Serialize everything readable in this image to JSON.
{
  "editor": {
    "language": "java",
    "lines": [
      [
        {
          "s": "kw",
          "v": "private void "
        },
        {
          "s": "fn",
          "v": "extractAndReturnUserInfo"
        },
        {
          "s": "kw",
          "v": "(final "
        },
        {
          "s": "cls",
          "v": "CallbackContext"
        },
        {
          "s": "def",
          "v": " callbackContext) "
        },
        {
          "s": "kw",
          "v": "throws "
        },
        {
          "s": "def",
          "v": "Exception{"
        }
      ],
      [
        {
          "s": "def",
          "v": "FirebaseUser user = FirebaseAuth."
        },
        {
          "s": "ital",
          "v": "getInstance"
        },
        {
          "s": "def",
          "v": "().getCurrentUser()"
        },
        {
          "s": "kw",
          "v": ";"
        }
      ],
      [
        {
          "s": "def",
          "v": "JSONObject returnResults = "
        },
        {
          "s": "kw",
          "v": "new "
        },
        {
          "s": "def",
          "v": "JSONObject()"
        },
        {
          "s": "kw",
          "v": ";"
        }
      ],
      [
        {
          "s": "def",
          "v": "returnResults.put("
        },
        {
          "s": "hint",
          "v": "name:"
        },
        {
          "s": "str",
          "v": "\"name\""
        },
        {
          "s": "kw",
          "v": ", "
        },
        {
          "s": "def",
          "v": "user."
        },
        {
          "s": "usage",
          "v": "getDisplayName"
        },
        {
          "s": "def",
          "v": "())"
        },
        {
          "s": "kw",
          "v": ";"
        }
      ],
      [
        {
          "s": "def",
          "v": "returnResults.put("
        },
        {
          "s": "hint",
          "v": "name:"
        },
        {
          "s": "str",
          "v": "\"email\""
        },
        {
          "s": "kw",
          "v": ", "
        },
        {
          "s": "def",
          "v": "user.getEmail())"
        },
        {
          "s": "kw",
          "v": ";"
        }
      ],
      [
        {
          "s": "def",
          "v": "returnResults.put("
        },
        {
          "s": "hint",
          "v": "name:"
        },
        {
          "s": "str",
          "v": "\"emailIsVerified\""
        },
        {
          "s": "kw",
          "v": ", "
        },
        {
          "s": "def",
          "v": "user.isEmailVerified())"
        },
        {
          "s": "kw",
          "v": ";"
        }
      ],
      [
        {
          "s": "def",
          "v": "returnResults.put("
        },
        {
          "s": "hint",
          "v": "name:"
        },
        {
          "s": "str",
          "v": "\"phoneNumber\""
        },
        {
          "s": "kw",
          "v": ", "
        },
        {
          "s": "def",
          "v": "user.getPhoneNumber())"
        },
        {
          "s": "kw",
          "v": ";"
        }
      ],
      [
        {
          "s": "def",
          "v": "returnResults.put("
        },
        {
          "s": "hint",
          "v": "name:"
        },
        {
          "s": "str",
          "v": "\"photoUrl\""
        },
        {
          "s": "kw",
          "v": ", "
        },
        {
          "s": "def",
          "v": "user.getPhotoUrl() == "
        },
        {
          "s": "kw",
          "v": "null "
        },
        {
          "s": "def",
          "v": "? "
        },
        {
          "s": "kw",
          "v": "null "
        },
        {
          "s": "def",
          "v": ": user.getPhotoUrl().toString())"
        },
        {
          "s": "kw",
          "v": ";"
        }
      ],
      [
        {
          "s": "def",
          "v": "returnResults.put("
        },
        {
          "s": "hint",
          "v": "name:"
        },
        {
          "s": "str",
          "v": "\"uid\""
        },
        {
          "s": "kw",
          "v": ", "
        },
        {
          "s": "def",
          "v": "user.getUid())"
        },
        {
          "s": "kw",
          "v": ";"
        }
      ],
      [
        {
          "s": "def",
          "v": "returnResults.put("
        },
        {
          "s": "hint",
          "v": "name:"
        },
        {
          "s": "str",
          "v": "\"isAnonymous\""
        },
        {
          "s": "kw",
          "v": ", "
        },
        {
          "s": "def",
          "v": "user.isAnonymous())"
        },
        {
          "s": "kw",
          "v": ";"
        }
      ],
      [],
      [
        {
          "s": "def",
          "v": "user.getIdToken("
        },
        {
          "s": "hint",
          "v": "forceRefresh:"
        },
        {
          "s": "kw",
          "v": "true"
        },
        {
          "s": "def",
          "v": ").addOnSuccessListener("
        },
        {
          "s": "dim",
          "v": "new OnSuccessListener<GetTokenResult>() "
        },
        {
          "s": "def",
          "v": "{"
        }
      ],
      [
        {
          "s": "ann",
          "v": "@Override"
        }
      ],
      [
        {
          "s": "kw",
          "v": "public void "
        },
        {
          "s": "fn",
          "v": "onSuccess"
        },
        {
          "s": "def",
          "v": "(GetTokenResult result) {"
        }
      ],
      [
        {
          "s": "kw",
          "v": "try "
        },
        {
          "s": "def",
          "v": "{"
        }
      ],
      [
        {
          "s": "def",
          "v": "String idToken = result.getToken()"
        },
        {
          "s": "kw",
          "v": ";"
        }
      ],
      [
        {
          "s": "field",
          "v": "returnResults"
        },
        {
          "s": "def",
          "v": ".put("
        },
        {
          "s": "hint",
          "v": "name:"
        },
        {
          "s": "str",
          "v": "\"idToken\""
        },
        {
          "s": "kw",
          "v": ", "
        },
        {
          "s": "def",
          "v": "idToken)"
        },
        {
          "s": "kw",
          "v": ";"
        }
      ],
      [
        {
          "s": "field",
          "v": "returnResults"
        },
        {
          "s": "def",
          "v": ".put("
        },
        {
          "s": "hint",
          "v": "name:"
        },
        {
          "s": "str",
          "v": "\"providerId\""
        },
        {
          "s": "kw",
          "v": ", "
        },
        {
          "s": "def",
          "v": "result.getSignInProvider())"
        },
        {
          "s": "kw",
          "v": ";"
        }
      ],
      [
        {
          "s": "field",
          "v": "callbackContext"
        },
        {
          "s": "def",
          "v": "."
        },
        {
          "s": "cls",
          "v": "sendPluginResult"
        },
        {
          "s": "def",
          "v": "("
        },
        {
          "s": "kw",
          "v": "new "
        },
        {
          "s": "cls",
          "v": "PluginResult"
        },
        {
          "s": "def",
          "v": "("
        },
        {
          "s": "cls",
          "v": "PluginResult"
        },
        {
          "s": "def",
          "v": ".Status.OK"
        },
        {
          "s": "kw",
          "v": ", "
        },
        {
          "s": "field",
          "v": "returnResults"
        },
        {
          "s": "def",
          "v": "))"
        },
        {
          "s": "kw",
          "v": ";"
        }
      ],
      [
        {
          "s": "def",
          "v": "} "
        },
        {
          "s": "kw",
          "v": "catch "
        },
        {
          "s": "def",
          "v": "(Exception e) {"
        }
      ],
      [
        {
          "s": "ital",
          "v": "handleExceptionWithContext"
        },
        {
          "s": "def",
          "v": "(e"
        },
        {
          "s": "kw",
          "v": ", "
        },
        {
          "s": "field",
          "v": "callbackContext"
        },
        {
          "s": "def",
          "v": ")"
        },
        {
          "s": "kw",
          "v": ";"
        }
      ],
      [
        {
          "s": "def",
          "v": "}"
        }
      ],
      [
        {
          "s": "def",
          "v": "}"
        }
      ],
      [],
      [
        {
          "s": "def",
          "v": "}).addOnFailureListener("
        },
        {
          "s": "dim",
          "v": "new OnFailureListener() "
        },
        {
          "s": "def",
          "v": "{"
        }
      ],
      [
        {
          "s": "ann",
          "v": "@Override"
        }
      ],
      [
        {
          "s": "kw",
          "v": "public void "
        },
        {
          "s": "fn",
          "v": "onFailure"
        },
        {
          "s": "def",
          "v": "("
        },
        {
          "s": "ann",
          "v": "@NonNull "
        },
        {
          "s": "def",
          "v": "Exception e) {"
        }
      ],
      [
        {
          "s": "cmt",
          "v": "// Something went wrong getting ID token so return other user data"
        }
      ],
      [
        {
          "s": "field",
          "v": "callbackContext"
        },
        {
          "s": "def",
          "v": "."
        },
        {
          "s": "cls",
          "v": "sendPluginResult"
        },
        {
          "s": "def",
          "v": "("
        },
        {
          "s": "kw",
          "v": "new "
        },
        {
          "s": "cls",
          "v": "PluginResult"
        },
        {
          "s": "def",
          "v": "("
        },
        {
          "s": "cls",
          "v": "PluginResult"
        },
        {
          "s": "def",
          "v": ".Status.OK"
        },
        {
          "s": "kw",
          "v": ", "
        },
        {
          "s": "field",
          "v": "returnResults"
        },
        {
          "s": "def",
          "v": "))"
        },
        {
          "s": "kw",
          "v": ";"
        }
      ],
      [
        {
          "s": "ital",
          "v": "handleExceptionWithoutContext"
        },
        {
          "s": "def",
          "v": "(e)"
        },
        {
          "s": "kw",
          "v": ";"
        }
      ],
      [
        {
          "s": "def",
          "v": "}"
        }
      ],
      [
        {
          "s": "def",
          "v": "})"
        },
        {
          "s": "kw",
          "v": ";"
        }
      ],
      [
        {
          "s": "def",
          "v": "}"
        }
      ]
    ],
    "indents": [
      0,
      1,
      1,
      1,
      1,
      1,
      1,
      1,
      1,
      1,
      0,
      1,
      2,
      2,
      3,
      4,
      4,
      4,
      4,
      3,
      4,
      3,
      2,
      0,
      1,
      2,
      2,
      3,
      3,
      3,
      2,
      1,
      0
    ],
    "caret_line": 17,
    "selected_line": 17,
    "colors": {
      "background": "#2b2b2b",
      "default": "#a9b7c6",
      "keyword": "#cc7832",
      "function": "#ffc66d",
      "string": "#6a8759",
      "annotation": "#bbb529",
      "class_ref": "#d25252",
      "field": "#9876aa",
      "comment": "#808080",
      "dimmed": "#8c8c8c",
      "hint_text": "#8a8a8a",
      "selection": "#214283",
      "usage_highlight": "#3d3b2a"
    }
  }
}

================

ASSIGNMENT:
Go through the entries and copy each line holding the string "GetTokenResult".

RESULT OF THE TASK:
          "v": "new OnSuccessListener<GetTokenResult>() "
          "v": "(GetTokenResult result) {"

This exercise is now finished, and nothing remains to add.